4 Important Childcare Resources for Parents with Disabilities

Mar 02, 2015
Tagged with: 4 Important Childcare Resources for Parents with Disabilities

Whether you are a person with a disability or dealing with a medical condition that has limited your mobility, it can be difficult to take care of children on a daily basis. This problem becomes exacerbated if you are currently undergoing regular treatments such as dialysis or chemotherapy. After all, it is typically not possible to take small children with you when you receive treatment, and not everyone is able to rely on family or friends to help out. Fortunately, there are some programs available that could help you take care of everything without sacrificing your healthcare needs in order to keep your children safe.

As of 1999, the Supreme Court has recognized the fact that people with any type of disability need to be fully integrated into their local community and offered helpful resources as needed. This ruling dictates that there must be community-based support in place to assist the parents of an individuals with a disability. The court’s decision has helped create many opportunities for people with chronically illness or parents with a disability, and it is important to have a firm understanding of what your options are so that you can best utilize them.

4 Publicly Funded Assistance Programs for Personal Care Attendants

1. Personal Assistance Services

    These services are one of the most popular methods for helping parents with a disability, and they are often paid for via public funding. A personal assistant can take on many of the duties that a parent typically fulfills, including cleaning, cooking and grocery shopping. As an added bonus, these assistants can help the person with a disability with personal care needs such as dressing, bathing and eating. Personal assistants have been utilized to childproof homes, and it is also common for them to help parents with childcare related tasks such as bathing, advocating, playing and lifting. These services are often offered for trips outside the home, so a personal assistant could be perfect for attending medical appointments because they can keep your child safe and occupied in the waiting room.


2. Peer Networks and Organizations

Getting help from people within your peer group is always beneficial, but what can you do if your family, friends or neighbors are unable or unqualified to assist you? There are several regional and national organizations that have created peer networks to enable parents with a disability to draw support and assistance from other people dealing with similar issues. For example, the National Multiple Sclerosis Society has resources specifically for parents. Through the Looking Glass operates the National Center for Parents with Disabilities, and they offer a long list of helpful options such as access to medical, legal and social service providers.


3. Child Care Subsidies

It might be possible for a parent with a disability to receive a child care subsidy.

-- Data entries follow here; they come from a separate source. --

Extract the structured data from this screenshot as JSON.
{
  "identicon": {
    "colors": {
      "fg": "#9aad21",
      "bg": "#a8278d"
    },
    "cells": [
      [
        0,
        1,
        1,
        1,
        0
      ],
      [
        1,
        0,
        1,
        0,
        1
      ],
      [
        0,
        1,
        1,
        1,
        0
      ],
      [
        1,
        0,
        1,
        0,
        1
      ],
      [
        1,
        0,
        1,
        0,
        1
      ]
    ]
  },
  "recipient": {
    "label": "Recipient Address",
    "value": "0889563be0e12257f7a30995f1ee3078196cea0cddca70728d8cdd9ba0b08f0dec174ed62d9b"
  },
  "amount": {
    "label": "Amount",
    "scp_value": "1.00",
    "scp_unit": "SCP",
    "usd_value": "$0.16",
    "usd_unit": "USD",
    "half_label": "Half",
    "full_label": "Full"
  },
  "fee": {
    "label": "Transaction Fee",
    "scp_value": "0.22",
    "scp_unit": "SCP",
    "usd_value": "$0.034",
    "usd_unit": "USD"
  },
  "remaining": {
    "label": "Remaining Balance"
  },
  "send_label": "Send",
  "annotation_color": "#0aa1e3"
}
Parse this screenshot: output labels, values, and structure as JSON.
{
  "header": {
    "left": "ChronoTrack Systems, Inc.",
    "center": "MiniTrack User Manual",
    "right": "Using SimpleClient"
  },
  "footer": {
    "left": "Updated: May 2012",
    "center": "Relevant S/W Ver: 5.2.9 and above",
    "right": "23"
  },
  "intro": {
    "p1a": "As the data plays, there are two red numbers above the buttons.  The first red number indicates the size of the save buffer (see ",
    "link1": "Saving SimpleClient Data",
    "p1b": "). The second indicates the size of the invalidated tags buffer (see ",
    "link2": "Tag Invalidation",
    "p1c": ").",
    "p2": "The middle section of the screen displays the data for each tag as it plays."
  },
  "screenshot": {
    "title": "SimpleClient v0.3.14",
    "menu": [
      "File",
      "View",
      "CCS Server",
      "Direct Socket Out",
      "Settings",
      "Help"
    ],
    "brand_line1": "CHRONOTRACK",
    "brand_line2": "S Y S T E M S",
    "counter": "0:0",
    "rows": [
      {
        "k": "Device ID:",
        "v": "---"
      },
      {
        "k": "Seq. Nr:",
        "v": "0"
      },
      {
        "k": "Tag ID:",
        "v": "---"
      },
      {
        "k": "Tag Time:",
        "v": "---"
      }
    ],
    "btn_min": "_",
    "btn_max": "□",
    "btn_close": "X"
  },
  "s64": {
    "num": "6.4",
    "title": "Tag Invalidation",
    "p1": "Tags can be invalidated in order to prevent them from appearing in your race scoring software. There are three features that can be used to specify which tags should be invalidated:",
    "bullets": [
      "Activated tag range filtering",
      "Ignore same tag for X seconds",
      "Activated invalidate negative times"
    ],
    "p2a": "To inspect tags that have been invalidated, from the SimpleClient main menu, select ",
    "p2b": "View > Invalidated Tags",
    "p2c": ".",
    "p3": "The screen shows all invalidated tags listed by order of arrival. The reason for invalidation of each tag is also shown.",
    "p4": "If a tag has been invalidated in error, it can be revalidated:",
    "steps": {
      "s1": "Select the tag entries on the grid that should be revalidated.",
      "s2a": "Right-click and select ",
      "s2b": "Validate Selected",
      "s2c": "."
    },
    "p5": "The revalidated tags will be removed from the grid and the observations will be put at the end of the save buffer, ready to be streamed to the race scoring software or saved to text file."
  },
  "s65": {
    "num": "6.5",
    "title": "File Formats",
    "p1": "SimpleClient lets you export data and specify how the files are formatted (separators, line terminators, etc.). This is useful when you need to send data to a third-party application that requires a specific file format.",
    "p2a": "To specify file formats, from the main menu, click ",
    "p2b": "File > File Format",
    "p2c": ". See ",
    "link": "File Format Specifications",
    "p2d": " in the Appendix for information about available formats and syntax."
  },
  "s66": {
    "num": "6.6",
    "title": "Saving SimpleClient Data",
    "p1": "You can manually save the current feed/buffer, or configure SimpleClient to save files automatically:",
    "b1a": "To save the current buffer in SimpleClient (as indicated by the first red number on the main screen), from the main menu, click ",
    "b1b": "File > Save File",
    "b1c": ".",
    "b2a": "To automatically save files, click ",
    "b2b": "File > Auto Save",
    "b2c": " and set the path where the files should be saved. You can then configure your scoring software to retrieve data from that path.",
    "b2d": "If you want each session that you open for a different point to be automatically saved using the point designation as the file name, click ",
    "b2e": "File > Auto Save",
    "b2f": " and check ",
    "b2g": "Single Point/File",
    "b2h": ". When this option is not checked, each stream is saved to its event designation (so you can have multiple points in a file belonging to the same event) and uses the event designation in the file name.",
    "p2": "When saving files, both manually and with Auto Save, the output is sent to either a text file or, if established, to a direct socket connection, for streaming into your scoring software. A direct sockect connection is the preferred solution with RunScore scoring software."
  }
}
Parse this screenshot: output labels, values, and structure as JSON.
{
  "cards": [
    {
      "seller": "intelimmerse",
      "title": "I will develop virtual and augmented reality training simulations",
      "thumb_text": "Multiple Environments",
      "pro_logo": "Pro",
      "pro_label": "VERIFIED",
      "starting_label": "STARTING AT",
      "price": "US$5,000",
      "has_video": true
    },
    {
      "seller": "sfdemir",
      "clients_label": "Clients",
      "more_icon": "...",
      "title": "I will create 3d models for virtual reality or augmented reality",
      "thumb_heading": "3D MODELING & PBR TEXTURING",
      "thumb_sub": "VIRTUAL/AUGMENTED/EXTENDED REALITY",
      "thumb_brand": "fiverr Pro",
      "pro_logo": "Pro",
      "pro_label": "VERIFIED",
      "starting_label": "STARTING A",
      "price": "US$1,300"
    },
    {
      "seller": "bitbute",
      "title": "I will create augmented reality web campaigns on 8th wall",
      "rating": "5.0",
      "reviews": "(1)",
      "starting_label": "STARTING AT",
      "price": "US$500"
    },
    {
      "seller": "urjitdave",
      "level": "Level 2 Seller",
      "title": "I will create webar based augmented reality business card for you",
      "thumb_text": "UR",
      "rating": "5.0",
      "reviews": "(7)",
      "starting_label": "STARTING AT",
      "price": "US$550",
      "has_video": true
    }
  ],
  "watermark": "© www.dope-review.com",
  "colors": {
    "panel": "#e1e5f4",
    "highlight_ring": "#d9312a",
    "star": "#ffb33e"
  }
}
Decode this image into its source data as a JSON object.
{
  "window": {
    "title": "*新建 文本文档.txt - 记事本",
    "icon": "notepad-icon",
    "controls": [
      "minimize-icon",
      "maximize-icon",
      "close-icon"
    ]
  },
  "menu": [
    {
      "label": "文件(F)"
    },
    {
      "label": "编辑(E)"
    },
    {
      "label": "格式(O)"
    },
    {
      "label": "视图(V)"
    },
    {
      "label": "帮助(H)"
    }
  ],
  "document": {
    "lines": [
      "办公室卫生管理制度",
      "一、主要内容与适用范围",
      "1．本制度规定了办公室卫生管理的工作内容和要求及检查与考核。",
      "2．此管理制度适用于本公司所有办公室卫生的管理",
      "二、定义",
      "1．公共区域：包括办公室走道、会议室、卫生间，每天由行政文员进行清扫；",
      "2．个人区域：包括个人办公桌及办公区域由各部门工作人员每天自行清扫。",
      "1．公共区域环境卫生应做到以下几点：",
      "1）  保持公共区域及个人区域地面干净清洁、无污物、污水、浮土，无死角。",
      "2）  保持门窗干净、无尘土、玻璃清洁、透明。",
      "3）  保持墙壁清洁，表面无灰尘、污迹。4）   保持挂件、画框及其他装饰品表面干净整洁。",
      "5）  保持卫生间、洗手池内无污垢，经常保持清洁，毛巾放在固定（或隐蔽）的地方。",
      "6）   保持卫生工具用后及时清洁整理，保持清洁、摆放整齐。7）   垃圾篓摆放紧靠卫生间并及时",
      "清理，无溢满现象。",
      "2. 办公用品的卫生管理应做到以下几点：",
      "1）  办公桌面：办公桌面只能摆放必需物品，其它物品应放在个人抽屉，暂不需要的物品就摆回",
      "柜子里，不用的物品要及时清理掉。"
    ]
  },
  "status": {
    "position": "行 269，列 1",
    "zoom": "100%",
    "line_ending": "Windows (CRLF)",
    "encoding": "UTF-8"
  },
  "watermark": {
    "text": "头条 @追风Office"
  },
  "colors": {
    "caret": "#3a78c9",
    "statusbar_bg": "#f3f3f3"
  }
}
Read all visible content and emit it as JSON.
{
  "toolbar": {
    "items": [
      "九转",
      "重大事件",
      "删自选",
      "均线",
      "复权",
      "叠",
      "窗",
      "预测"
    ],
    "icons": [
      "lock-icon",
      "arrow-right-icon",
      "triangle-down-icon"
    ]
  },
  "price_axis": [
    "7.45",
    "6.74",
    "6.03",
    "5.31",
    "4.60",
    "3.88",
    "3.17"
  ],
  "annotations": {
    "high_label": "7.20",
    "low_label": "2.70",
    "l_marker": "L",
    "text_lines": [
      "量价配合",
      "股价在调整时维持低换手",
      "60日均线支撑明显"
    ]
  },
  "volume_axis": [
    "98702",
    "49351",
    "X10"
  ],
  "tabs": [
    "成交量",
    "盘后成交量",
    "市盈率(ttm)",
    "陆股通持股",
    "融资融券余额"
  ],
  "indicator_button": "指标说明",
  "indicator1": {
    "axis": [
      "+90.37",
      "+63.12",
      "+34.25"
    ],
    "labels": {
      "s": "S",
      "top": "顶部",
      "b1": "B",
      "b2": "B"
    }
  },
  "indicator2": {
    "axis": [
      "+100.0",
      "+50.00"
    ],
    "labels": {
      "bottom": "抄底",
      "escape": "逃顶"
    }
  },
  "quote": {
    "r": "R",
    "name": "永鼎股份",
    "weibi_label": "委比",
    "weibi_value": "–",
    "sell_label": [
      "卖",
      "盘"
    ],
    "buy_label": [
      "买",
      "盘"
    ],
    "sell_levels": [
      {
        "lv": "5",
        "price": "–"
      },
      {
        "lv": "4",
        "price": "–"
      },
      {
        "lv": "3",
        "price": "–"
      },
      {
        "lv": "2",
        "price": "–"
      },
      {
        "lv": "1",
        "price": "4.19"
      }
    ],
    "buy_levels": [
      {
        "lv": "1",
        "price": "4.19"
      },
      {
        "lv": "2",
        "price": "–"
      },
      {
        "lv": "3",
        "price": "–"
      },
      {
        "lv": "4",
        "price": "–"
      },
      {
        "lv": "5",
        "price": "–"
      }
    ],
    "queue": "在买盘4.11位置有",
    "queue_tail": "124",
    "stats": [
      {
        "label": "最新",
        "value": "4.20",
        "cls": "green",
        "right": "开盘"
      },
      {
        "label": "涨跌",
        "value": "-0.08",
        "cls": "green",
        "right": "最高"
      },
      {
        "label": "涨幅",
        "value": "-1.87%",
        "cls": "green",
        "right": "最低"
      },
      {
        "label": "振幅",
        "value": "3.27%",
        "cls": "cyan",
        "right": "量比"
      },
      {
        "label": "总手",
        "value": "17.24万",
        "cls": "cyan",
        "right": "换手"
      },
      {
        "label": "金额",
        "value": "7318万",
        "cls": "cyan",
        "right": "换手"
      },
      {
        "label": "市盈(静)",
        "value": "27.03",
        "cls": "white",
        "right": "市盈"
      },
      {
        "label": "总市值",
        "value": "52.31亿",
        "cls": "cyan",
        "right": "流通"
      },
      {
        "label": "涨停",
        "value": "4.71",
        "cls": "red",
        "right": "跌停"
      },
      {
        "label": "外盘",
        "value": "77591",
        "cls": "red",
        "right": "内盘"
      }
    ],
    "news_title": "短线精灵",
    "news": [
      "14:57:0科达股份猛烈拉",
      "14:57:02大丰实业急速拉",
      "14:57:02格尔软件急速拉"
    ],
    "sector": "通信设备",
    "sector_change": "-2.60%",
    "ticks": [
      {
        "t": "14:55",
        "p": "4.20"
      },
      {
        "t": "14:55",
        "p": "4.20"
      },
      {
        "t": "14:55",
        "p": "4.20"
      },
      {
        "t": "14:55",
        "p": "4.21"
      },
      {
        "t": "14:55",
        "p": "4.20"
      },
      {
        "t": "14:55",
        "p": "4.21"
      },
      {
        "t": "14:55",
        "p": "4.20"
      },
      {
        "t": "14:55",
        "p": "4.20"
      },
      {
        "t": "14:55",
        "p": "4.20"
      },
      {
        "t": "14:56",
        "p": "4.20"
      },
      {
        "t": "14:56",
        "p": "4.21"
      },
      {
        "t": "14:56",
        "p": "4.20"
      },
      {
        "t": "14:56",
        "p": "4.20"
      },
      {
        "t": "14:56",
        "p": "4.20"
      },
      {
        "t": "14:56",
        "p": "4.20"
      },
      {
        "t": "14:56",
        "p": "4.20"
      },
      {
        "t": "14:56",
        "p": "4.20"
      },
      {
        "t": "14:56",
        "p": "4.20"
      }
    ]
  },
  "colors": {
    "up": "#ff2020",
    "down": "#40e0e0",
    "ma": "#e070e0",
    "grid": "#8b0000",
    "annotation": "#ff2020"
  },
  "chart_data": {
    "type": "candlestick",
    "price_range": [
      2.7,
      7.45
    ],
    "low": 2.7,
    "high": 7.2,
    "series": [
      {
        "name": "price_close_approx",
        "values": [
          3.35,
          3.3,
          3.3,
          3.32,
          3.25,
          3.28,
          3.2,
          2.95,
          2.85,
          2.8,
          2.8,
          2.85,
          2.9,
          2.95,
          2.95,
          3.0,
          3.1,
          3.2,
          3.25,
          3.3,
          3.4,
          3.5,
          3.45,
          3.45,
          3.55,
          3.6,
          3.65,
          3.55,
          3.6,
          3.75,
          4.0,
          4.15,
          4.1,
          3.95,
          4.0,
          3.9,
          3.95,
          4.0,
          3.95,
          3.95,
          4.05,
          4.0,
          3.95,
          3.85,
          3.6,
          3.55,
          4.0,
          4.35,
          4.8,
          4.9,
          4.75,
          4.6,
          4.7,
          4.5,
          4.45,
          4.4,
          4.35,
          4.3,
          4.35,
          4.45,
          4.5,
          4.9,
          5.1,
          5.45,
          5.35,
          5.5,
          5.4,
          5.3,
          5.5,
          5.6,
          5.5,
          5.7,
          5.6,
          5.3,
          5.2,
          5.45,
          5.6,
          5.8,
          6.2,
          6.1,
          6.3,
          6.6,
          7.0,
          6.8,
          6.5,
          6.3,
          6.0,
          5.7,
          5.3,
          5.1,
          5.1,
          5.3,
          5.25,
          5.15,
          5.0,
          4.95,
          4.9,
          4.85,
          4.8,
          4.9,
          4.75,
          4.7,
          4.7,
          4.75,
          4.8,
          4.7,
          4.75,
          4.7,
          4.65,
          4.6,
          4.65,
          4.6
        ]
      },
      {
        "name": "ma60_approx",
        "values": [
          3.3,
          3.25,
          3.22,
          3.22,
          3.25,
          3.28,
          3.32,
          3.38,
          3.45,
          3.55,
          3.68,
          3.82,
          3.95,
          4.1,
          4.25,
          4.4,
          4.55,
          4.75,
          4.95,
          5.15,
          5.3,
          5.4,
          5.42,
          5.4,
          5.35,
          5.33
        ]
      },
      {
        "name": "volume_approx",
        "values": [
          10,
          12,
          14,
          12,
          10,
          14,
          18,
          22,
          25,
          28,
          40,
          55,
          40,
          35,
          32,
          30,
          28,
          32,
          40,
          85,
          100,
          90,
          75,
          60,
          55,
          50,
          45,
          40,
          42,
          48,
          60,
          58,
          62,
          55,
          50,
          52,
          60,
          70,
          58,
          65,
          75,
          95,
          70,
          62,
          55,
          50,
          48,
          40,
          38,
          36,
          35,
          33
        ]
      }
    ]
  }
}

This will definitely make it easier to attend any necessary medical appointments, and it could also give the parent the opportunity to more easily work or maintain daily tasks, including housework. The availability of these subsidies is determined at a state level, and they are directly connected to your household income. For example, in New York the Office of Temporary and Disability Assistance offers child care subsidies to qualified families.


4. Faith Based Organizations

    There are many churches and other local community organizations that offer limited or expanded childcare help for single parents and people with a disability. It is best to look into options in your local area in order to determine exactly what is available. In some instances, help is provided for a few hours per day. Other churches that participate in this type of program only help once or twice per month. However, even if you are only able to take advantage of this option on a sporadic basis, it could still be a good resource for free childcare.


Although the level of assistance that is offered can vary dramatically from community to community, there should be some type of program in place in your area that is either backed by the government, a large organization or a local community group. Looking into your options can help remove a lot of the stress that is associated with parenting, especially during situations when you need to be able to make it to a healthcare appointment.


Author: Jade Rich

  • bobl07

    Thank you so much for the valuable links of information. We have so many caregivers who would have imagined that there are caregivers with disabilities.

  • http://www.help2buy.com.au Help2Breathe

    Hope to encourage childcare owners to use Earth Renewable products. Avoid conflicts to children’s health.